The mystery of Ceres bright spots, first captured by Dawn as it neared the dwarf planet last year, may have finally been solved.

Images of Occator captured by Dawn showed shinning spots in its center that could not be readily explained. Many theories were proposed and NASA also posed the question to the world seeking answers to what those mysterious spots could be. Though it was widely accepted the spots were likely salt deposits, the chemical composition remained unclear and what caused the spots. In a new paper published in Nature, its authors claim the salts could be sodium carbonate deposits.

"Spectra of these bright areas are consistent with a large amount of sodium carbonate, constituting the most concentrated known extraterrestrial occurrence of carbonate on kilometre-wide scales in the Solar System," wrote authors of the study.

The salts were earlier thought to be magnesium sulphate. In the paper, researchers said carbonates mixed with a small amount of dark component and small amount of pollysilicates are reflecting light.

How did deposits come to be in the crater? The researchers have proposed that they could have come from within Ceres, reports The Christian Science Monitor. They also have proposed that the salts are deposits left over after crystallization of salty water. The heat for the process could have come from an impact crater.

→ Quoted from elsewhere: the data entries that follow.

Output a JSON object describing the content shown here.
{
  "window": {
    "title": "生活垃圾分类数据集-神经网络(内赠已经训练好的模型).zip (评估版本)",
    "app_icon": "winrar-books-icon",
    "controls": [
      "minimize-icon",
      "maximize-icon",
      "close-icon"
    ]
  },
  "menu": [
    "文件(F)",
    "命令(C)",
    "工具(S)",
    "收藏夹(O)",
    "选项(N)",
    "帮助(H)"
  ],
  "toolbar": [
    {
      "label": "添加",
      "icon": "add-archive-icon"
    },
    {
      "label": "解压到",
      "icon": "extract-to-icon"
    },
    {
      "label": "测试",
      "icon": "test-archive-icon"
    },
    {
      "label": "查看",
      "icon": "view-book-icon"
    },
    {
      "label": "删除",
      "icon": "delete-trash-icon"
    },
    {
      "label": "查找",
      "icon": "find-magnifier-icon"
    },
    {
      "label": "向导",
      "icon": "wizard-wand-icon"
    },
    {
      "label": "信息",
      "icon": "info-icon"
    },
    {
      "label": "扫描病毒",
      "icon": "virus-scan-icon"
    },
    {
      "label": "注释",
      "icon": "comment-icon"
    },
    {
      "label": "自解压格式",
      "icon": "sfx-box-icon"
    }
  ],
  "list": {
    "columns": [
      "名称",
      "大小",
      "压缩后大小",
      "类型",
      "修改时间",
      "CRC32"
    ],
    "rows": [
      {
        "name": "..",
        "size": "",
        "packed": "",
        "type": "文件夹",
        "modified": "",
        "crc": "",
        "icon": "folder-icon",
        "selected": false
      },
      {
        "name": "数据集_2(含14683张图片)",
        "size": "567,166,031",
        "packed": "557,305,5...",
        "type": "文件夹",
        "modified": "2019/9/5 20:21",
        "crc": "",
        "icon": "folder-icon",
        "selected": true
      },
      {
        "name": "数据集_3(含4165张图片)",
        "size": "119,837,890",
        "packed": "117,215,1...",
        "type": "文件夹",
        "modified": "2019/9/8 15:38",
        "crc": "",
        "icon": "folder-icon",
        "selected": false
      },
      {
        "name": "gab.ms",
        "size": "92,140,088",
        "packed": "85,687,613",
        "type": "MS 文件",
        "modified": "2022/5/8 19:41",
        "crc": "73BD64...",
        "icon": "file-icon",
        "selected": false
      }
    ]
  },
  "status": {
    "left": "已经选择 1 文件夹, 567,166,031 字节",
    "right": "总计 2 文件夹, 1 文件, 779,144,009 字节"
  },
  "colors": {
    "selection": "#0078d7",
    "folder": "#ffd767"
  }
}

In another study, researchers have proposed Ceres is more complex than previously thought. It was believed the planet was made of ice and rock on top of each other. The second paper suggests the planet's subsurface is not as icy as previously thought. Analysis of the deep crates on the dwarf planet has suggested the subsurface is no more than 40 percent ice with the rest being made up by rock and salts, suggesting Ceres could be a precursor planet that did not evolve into one.